This page contains a Flash digital edition of a book.
www.green-technology.org/gcsummit


CONCURRENT SESSION DESCRIPTIONS


3:00 pm – 4:00 pm Regional Green Economic Development Case Study: Greenwise Sacramento


Launched by Sacramento Mayor Kevin Johnson in May 2010, Greenwise Sacramento created a shared vision to transform the Sacramento area into the greenest region in the country and a hub for clean technology. Learn how the successful initiative involved hundreds of participants over an eight-month planning timeline, featured global thought leaders who inspired a bold outlook and resulted in the Greenwise Sacramento Regional Action Plan unveiled by the Mayor at the 2011 State of the City. Te Plan’s transfor- mational goals and dozens of strategies and actions will be implemented by a new Greenwise Joint Venture. As Rob- ert F. Kennedy, Jr. said during his visit to Sacramento, “Good environmental policy is always good economic policy.” Hear about the early successes of Greenwise that demonstrate job growth and environmen- tal stewardship are complementary.


Moderator: Elizabeth Huber, Assistant Director, CalRecycle


Presenter: Julia Burrows, Managing Partner, Valley Vision, Inc. and Greenwise Sacramento Project Manager


ROOM 204 Reducing Our Footprint Track


10:45 am – noon Water Management


Water efficiency and conservation are quickly becoming as important as energy efficiency to the long term well-being of Californians.
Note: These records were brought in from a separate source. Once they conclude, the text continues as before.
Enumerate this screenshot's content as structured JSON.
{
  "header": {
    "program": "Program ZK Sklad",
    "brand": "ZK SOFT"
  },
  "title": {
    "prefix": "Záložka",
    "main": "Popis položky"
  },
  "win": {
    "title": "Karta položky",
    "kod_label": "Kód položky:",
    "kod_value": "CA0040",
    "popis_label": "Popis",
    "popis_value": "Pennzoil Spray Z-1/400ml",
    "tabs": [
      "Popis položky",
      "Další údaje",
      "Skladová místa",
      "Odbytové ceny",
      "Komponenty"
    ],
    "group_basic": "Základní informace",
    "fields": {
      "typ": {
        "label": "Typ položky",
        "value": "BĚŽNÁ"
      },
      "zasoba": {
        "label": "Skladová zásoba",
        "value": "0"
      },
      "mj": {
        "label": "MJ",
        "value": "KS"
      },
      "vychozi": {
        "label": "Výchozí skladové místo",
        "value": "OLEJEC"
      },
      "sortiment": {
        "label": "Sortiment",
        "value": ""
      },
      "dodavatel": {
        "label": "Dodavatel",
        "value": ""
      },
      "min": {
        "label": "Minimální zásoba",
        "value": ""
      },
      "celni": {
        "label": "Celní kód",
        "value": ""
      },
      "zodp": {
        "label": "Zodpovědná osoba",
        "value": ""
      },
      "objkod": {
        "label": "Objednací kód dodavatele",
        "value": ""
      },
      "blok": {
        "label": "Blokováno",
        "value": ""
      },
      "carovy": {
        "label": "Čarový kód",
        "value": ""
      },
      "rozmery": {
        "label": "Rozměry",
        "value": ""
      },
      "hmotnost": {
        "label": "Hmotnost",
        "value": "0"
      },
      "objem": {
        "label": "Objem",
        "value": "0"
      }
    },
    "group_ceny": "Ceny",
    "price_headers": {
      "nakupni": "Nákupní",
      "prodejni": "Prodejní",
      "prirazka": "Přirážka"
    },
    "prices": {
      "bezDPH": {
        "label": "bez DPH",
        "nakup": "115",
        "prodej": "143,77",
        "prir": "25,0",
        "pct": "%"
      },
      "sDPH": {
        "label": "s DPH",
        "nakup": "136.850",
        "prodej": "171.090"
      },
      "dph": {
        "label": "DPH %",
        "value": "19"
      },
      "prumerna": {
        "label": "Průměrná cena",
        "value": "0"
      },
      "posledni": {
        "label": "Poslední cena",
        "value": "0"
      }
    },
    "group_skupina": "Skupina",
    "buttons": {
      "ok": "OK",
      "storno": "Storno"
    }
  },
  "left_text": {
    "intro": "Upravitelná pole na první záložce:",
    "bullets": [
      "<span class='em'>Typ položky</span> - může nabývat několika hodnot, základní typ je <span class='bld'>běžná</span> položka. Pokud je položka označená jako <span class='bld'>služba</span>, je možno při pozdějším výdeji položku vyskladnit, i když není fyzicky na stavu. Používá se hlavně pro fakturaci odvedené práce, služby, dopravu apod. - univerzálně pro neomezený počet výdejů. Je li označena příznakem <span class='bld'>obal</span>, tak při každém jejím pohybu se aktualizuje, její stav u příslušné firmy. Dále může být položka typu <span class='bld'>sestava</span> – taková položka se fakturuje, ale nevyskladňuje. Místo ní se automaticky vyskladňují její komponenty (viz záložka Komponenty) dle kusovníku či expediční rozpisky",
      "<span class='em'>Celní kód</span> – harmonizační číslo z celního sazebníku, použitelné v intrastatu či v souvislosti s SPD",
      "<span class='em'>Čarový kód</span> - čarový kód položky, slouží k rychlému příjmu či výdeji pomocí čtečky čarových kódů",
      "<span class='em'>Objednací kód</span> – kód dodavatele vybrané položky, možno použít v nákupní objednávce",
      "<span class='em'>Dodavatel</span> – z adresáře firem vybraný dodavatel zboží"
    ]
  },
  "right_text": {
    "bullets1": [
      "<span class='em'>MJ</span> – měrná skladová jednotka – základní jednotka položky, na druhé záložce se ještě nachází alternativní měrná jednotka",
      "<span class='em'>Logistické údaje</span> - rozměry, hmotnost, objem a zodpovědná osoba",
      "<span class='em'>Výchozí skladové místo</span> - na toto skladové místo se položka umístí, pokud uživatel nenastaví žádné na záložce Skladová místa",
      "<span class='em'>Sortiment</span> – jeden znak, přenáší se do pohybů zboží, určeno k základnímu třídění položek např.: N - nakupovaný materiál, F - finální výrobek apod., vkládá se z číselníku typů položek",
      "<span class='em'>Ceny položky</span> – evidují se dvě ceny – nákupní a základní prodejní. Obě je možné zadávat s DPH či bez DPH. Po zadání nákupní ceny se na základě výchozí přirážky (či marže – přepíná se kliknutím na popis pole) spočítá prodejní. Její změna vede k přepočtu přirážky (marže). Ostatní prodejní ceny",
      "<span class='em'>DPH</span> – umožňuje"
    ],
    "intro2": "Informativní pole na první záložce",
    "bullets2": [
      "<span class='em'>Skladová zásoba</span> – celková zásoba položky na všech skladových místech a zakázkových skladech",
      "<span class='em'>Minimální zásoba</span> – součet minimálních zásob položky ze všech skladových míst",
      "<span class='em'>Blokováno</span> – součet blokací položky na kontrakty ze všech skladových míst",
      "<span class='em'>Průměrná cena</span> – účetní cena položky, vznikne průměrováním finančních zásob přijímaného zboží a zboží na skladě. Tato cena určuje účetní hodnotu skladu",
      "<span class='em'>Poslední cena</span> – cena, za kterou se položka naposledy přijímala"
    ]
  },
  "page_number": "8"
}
New laws and mandates,


including the new CALGreen Building Code for urban and agricultural water use are in place. Tis session will focus on explaining their impacts. Water man- agement experts will also show examples of how cutting edge irrigation technol- ogy is saving cities millions of gallons a year with automatic compliance to new mandates.


Moderator: Kelley M. Tabor, Attorney, Somach Simmons & Dunn


Presenters: Chris Manchuck, Co-founder and Vice President Channel Sales, HydroPoint Data Systems Richard Restuccia, Director of Water Management Solutions, Valleycrest Land- scape Maintenance Kamyar Guivetchi, P.E., Manager, State- wide Integrated Water Management, Cali- fornia Department of Water Resources


1:15 pm – 2:30 pm Transportation – EV’s and Infrastructure


Tis session will discuss the latest in electric vehicles. Find out how counties and cities are preparing the infrastruc- ture for these vehicles.


Moderator: Craig Duehring, Air Resources Engineer, California Air Resources Board


Presenters: Rafael Reyes, Director, Bay Area Climate Collaborative Jon Martens, Facilities Operations Division Manager, Sonoma County Rachel Grossman, EV Manager, Bay Area Climate Collaborative Dave Head, Fleet Manager, Sonoma County


3:00 pm – 4:00 pm Incentives for Alternative Vehicles and Fuels


Tis presentation identifies primary funding sources and outlines techniques that may be used to remain up to date on current federal, state, and local funding opportunities for alternative fuel and clean air advanced technology vehicles and infrastructure. Te presentation also includes a general overview of strategies to employ for creating and following up on successful grant proposals.


Presenter: Richard Battersby, Executive Director, East Bay Clean Cities Coalition Jim McKinney, Manager, Emerging Fuels, California Energy Commission David Almeida, Associate Program Man- ager, Transportation, California Center for Sustainable Energy


ROOM 203 Generating and Managing Energy Track


10:45 am – noon Smart Grid


Te “smart grid” promises a new relation- ship between consumers and electricity providers, using information technology to enable two-way communication between consumers (including appliances) and sup- pliers. What innovations are coming that can improve the end-user experience, save consumers money and improve energy security?


Moderator: Jim Parks, Program Manager, Energy Efficiency and Customer R & D, Sacra- mento Municipal Utility District


19


Page 1  |  Page 2  |  Page 3  |  Page 4  |  Page 5  |  Page 6  |  Page 7  |  Page 8  |  Page 9  |  Page 10  |  Page 11  |  Page 12  |  Page 13  |  Page 14  |  Page 15  |  Page 16  |  Page 17  |  Page 18  |  Page 19  |  Page 20  |  Page 21  |  Page 22  |  Page 23  |  Page 24  |  Page 25  |  Page 26  |  Page 27  |  Page 28  |  Page 29  |  Page 30  |  Page 31  |  Page 32  |  Page 33  |  Page 34  |  Page 35  |  Page 36  |  Page 37  |  Page 38  |  Page 39  |  Page 40  |  Page 41  |  Page 42  |  Page 43  |  Page 44  |  Page 45  |  Page 46  |  Page 47  |  Page 48